* What the exercise asks
Give back every line of the material below that has the string "Scene".

* Given records
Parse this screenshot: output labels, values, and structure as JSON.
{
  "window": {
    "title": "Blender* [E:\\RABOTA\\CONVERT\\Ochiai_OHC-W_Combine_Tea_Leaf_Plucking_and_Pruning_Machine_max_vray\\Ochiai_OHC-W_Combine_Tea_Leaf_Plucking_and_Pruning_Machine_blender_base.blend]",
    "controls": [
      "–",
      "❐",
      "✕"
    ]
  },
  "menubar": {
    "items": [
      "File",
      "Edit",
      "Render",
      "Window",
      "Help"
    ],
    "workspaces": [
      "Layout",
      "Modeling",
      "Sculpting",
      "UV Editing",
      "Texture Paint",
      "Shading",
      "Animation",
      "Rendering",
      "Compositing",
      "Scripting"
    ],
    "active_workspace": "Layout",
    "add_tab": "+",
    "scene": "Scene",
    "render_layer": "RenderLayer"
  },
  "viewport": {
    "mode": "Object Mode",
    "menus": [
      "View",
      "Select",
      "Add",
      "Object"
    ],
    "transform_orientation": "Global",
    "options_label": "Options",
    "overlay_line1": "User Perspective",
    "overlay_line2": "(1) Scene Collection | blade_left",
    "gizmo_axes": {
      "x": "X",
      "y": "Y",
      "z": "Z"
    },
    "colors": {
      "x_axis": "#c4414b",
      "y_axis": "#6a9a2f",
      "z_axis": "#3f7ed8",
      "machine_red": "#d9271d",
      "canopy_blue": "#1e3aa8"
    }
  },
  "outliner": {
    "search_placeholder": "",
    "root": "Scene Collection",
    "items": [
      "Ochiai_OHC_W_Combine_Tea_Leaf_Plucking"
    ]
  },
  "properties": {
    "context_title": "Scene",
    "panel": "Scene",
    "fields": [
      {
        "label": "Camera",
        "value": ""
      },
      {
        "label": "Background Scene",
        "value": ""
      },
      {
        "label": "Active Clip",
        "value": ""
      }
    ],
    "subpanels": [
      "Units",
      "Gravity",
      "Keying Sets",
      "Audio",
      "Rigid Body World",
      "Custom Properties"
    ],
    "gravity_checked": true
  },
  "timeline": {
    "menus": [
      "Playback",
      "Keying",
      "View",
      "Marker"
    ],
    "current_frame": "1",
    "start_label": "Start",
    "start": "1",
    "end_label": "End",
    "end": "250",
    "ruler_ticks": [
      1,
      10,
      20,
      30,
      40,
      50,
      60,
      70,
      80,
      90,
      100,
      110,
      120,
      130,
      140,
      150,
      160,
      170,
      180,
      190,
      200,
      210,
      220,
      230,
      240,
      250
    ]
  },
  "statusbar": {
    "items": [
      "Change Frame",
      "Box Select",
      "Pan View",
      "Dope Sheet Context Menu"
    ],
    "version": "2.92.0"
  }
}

* Result below
    "scene": "Scene",
    "overlay_line2": "(1) Scene Collection | blade_left",
    "root": "Scene Collection",
    "context_title": "Scene",
    "panel": "Scene",
        "label": "Background Scene",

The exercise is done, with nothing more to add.